Chicago vocalist Janice Borla released her first album in 1986 and waited a decade to make the sequel–during which time she has lived in the exurbs and taught college music–so the concept of “risk” probably won’t leap to mind at the mention of her name. But it should; the evidence arrived on last year’s DMP album Lunar Octave (for which this writer supplied the liner essay). Borla takes risks with her material and with her approach to jazz singing in general. While she has mastered the beautiful vocal caress that singers have sought almost since jazz began, she doesn’t treat her ballads as dramatic set pieces; nor does she worry about finding the right degree of perkiness to fit some cute novelty tune. Her performances meet the challenges that face any improvising vocalist who wants to do more than just trade scat choruses with her sidemen. Like Mark Murphy, one of her heroes, she finds fresh ways to structure the interaction of voice and other instruments, avoiding such obvious choices as lyrics-then-solos or the relegation of accompanying instruments to the rear of the stage. A fine example is Lunar Octave’s version of “Round Midnight,” on which Borla and vibraphonist Brad Stirtz paint a chilly picture of loneliness worthy of Edward Hopper, but Borla also excels in her choice and interpretation of less traditional material. On the moody John Abercrombie tune “Arcade,” she matches her wordless vocal to the gently pulsing beat; her version of Bill Evans’s “Five” contains a whimsically complicated set of words that mirrors the delightful rhythmic tension of the melody–and brings this supposedly unsingable tune into the vocal realm. Borla’s use of such songs focuses attention on her intelligence and her musicianship, which eclipse even her formidable technical skills–her translucent timbre, her relaxed control of tempo, the surge of power at both extremes of her range–and distinguish her from many of her contemporaries. Her band comprises drummer Jack Mouse, bassist Jim Cox, guitarist John Moulder, and trumpeter Art Davis; the aforementioned Stirtz appears only on the last night of this engagement. Tuesday through Thursday, 8:30 PM, and next Friday and Saturday, April 11 and 12, 9:30 PM, Metropole Lounge, Fairmont Hotel, Illinois Center, 200 N. Columbus; 312-565-8000 or 312-559-1212. Neil Tesser

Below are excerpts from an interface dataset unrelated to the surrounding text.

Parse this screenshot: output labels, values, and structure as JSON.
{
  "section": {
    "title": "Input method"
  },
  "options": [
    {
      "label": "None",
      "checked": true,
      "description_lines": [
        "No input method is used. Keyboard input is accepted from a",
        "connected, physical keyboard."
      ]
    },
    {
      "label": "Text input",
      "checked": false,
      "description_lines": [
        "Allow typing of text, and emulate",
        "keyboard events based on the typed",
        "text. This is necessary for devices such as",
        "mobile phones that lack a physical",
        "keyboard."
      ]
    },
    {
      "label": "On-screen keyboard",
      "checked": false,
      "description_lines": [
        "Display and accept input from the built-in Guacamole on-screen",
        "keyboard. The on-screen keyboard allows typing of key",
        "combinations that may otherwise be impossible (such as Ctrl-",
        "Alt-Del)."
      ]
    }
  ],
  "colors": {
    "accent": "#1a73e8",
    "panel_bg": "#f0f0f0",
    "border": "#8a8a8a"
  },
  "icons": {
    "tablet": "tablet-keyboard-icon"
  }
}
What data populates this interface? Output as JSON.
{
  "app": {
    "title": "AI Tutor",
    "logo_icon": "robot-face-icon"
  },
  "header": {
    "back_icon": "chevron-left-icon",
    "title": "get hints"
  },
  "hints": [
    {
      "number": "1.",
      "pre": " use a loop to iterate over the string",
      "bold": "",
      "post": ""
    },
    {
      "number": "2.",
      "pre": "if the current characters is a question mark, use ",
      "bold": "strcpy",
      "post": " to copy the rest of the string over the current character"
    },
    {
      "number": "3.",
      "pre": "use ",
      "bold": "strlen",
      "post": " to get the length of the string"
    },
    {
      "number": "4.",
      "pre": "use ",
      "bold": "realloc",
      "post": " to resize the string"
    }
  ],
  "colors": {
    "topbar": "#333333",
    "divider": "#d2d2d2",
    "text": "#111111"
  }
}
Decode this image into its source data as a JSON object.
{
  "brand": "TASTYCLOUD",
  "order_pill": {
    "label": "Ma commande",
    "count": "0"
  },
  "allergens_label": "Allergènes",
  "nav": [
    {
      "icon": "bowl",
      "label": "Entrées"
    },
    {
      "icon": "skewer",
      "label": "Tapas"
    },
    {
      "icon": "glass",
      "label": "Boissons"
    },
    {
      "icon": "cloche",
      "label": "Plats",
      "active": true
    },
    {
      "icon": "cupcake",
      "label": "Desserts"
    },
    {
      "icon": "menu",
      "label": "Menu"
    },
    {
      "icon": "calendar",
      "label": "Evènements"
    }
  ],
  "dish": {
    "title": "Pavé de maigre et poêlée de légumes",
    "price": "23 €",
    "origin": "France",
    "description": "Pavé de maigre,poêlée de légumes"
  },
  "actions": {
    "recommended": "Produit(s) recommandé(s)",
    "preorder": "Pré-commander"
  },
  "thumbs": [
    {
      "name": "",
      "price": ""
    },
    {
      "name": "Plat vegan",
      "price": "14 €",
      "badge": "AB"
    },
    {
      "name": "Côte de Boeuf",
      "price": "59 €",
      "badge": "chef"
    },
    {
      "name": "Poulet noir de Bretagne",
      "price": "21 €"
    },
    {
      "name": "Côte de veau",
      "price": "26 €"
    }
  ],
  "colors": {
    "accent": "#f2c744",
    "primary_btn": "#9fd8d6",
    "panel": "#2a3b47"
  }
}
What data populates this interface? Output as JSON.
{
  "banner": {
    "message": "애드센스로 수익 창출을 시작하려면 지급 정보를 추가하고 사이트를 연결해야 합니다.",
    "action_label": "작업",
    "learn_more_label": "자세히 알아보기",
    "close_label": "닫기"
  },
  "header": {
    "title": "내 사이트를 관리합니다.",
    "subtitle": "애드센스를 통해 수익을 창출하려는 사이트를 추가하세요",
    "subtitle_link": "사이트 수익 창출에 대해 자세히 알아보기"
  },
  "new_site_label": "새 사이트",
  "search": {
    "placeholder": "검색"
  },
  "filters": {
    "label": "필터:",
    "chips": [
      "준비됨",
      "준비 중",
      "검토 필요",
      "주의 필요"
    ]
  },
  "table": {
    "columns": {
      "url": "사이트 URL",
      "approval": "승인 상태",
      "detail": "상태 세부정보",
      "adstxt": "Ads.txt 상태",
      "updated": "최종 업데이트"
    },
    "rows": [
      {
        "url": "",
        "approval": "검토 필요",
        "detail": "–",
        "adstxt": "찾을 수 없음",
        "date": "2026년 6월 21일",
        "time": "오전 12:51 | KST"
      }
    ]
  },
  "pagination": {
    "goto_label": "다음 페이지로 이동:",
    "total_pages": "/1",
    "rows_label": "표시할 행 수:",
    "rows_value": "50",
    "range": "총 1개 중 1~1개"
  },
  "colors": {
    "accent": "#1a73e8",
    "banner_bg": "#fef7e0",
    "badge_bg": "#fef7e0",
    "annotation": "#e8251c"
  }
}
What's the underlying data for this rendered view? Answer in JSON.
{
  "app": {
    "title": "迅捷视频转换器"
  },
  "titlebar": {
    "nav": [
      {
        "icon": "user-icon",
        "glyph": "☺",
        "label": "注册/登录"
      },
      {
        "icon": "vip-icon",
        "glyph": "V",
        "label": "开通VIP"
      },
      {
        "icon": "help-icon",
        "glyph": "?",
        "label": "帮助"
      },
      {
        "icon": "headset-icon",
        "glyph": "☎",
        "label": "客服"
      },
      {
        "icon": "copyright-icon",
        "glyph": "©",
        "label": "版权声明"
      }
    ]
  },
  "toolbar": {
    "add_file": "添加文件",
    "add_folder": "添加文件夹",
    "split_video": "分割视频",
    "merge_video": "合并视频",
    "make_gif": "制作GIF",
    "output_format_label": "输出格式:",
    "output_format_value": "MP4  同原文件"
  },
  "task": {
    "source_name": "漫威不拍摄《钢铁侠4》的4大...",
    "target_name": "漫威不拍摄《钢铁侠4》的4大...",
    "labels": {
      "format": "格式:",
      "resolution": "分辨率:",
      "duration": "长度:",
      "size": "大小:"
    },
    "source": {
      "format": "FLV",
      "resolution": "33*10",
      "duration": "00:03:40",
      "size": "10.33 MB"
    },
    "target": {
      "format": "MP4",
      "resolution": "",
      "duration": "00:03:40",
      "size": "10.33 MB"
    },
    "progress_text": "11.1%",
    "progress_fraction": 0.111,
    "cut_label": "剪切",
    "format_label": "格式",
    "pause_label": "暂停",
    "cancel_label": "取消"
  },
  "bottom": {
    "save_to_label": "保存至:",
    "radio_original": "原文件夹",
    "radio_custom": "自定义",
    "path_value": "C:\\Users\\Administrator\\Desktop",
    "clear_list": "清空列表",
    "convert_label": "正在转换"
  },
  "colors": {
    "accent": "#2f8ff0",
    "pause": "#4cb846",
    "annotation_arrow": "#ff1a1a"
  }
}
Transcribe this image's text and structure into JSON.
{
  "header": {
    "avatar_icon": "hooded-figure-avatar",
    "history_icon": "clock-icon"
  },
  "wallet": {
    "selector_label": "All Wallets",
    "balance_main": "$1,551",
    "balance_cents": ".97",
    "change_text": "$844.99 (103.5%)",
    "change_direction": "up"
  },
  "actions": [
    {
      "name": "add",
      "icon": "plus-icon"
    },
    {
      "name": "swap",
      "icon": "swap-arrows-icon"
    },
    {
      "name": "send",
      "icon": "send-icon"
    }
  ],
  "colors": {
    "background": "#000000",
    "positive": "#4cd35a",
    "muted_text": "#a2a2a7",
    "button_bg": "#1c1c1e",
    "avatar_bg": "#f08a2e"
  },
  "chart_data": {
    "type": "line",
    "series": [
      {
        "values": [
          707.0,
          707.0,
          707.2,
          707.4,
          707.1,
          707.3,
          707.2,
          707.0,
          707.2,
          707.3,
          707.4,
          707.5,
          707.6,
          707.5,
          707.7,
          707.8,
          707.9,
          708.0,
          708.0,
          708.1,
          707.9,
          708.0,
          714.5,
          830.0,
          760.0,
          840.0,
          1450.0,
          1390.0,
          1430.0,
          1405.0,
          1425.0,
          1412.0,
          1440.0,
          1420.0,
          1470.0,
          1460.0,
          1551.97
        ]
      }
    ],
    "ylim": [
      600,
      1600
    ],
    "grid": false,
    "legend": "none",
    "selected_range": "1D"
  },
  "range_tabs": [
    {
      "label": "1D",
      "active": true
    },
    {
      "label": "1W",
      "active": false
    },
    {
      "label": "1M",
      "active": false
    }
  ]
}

Art accompanying story in printed newspaper (not available in this archive): uncredited photo.